Things never to tell the IRS
Never voluntarily tell the IRS anything, unless they specifically ask you for the information.
Never try to explain everything away with reasonable excuses or showing that there was good faith on your part and you never had any intent to get into trouble.
Only answer what they ask for and nothing else. Do not allow yourself to become too friendly and enter into a casual discussion with an IRS employee.
Taxpayers have the right say nothing to the IRS, and instead to have a knowledgeable advocate represent them any point during the discussions with the IRS. This can be a CPA, tax lawyer or other tax professional who is given IRS form 2848 Power of Attorney.
Never tell the IRS anything that is not true.

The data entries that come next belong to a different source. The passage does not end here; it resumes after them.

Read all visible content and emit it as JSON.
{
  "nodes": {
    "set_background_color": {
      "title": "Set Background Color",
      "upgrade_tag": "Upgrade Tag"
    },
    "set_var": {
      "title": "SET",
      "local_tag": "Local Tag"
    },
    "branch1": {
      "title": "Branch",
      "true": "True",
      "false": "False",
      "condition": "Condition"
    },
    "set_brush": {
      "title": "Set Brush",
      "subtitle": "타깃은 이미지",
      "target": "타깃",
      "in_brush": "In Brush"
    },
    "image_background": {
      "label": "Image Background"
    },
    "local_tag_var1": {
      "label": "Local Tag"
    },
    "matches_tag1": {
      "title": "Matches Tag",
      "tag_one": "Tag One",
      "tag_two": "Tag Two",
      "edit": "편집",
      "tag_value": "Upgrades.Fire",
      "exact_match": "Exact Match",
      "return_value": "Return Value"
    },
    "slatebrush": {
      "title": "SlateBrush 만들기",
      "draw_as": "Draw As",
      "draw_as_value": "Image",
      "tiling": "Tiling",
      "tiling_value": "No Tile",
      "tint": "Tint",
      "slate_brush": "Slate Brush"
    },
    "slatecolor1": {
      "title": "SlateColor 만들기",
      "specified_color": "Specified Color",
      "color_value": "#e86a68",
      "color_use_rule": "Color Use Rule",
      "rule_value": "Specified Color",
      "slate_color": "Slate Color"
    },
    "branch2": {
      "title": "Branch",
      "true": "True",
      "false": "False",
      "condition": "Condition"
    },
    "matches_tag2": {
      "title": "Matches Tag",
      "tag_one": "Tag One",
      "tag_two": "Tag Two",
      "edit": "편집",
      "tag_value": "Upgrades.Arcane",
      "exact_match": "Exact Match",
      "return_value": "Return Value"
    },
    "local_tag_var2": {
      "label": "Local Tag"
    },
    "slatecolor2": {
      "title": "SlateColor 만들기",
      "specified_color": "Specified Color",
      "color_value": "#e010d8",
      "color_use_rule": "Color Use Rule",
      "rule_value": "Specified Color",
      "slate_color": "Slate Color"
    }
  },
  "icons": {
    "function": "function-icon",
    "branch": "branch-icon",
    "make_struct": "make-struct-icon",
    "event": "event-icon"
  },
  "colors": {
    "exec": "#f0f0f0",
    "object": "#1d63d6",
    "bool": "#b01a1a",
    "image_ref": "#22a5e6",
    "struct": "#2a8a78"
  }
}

It can be a criminal offense if you get caught. Do not rely on a false belief that there is no way the IRS will know you are not being truthful, they are trained to ferret out this type of information.
If the taxpayer believes he may be criminally responsible for something, he should not speak directly with a CPA or most any other tax professional either. Rather, a lawyer with attorney-client privilege must be retained before saying or admitting to anything. If two IRS employees show up at your door, nine times out of ten, one of them is there to be a witness in any forthcoming criminal prosecution, so, immediately get yourself a tax lawyer and only then retain a CPA by going through your lawyer. See Kovel letter and U.S. v. Kovel.
Never answer a question asked by the IRS, unless you thoroughly and completely understand the question and the potential consequences of your answer.
If you do not have a good grasp of the applicable IRS law and regulations regarding the topic being asked about, you may tell the IRS that you do not understand, or that you do not know, or that you do not recall and you would like the opportunity to temporarily stop the discussion until you retain a tax professional to advise you and represent you so that you are better able to provide a fully informed, truthful and complete answer to the questions.
The tax professional can be a CPA, EA, or tax lawyer who is given IRS form 2848 Power of Attorney.
Never agree to meet the IRS at your office.
Do not invite the IRS to begin a fishing expedition. Taxpayers have the right to meet at a mutually convenient location, this is best to me somewhere other than the taxpayer’s home, office or workplace. Often this is best handled at the office or a CPA who is given IRS form 2848 Power of Attorney.
Never promise to pay by a certain date or file by a certain date, before you are positively certain that you can and will follow-through on that promise.
Failure to fulfill any agreement you previously made will be a black mark against you as it is notated in your file. With this in your file, the IRS may limit your ability to ask for leniency in the future. If, due to some circumstances you anticipate missing a scheduled payment or filing date, call the IRS to explain the reason for the delay and indicate when they can expect you to resume timely action.